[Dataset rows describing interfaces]
****************

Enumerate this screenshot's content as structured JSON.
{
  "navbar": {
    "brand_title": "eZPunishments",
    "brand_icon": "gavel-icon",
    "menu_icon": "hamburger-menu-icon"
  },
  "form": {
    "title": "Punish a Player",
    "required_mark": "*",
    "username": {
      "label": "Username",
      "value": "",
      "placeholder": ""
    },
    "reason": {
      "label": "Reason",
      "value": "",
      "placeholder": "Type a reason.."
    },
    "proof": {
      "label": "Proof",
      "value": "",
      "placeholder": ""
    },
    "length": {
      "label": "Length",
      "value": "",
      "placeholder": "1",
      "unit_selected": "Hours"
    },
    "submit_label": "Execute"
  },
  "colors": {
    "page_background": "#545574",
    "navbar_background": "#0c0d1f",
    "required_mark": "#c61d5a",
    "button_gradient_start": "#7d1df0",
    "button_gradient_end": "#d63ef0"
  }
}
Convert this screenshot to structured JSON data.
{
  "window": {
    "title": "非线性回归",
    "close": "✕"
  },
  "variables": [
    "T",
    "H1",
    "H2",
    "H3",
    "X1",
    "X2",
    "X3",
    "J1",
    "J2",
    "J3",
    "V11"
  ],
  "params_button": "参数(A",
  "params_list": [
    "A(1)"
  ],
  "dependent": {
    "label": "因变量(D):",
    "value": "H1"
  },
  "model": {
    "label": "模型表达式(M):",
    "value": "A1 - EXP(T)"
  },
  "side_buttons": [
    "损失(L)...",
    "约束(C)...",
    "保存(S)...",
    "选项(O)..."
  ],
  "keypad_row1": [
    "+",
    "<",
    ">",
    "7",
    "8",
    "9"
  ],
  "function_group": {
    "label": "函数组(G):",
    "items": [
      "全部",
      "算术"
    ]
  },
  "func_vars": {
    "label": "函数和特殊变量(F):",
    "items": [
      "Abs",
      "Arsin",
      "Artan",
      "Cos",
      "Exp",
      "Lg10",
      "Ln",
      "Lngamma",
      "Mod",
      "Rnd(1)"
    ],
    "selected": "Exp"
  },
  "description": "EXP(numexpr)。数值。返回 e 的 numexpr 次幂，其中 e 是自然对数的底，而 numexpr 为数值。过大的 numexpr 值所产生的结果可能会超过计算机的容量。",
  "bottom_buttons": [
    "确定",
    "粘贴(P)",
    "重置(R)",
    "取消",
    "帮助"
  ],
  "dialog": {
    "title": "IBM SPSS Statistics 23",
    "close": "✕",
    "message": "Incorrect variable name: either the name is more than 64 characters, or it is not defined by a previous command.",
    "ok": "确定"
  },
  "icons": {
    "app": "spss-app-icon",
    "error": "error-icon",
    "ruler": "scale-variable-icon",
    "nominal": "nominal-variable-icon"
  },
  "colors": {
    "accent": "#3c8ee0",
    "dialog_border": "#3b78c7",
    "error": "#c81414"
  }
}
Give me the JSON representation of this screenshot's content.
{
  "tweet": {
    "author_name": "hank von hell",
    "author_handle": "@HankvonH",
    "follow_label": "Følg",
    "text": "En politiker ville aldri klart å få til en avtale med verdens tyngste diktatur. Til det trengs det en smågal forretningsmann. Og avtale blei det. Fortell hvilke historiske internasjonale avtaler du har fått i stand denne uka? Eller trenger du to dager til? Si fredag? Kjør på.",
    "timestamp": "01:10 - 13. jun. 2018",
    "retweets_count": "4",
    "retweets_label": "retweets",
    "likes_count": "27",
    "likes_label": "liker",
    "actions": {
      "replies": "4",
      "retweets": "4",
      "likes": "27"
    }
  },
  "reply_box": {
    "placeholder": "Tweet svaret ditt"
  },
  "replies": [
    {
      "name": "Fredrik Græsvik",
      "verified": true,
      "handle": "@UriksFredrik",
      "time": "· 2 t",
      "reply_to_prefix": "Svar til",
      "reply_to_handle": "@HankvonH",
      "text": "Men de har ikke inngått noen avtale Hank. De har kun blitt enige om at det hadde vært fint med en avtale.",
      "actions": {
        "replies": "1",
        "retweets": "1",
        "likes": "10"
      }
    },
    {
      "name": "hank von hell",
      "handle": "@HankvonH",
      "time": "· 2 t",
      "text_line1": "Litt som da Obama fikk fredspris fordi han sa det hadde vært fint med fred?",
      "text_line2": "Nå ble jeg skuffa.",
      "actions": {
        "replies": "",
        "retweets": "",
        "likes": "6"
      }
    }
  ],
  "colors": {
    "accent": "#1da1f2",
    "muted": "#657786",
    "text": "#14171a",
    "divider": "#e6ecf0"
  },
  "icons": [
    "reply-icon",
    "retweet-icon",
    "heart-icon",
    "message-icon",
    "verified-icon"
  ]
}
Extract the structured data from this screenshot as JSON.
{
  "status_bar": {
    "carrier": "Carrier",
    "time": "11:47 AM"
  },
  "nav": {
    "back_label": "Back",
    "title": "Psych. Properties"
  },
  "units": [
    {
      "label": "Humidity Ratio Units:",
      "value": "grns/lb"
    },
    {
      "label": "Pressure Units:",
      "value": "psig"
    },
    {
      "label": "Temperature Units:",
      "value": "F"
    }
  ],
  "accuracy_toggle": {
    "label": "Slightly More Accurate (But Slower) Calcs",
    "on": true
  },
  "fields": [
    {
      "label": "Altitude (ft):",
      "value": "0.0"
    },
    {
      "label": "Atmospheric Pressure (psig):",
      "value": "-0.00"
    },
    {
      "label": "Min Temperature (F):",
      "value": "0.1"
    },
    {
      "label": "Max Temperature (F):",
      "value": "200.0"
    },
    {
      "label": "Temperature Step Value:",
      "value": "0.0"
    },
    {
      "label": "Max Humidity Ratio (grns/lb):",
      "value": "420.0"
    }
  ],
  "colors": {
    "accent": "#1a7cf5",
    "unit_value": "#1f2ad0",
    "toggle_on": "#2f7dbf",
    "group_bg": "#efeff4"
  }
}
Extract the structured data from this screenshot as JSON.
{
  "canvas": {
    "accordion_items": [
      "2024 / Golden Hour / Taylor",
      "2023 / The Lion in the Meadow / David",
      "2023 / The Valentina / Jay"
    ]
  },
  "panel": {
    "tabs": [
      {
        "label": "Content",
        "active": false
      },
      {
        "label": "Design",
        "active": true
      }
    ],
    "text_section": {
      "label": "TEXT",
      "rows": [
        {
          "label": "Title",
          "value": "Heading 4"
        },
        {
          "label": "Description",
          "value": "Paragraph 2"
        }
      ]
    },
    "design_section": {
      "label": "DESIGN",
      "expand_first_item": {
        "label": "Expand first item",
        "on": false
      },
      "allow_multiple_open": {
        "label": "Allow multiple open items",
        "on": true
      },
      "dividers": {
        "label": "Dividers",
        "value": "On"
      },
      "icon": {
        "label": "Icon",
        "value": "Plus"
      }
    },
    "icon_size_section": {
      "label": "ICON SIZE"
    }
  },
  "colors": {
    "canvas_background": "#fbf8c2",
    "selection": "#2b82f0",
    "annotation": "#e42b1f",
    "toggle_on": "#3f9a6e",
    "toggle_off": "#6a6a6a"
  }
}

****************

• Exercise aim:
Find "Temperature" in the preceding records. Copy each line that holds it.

• Problem solution:
      "label": "Temperature Units:",
      "label": "Min Temperature (F):",
      "label": "Max Temperature (F):",
      "label": "Temperature Step Value:",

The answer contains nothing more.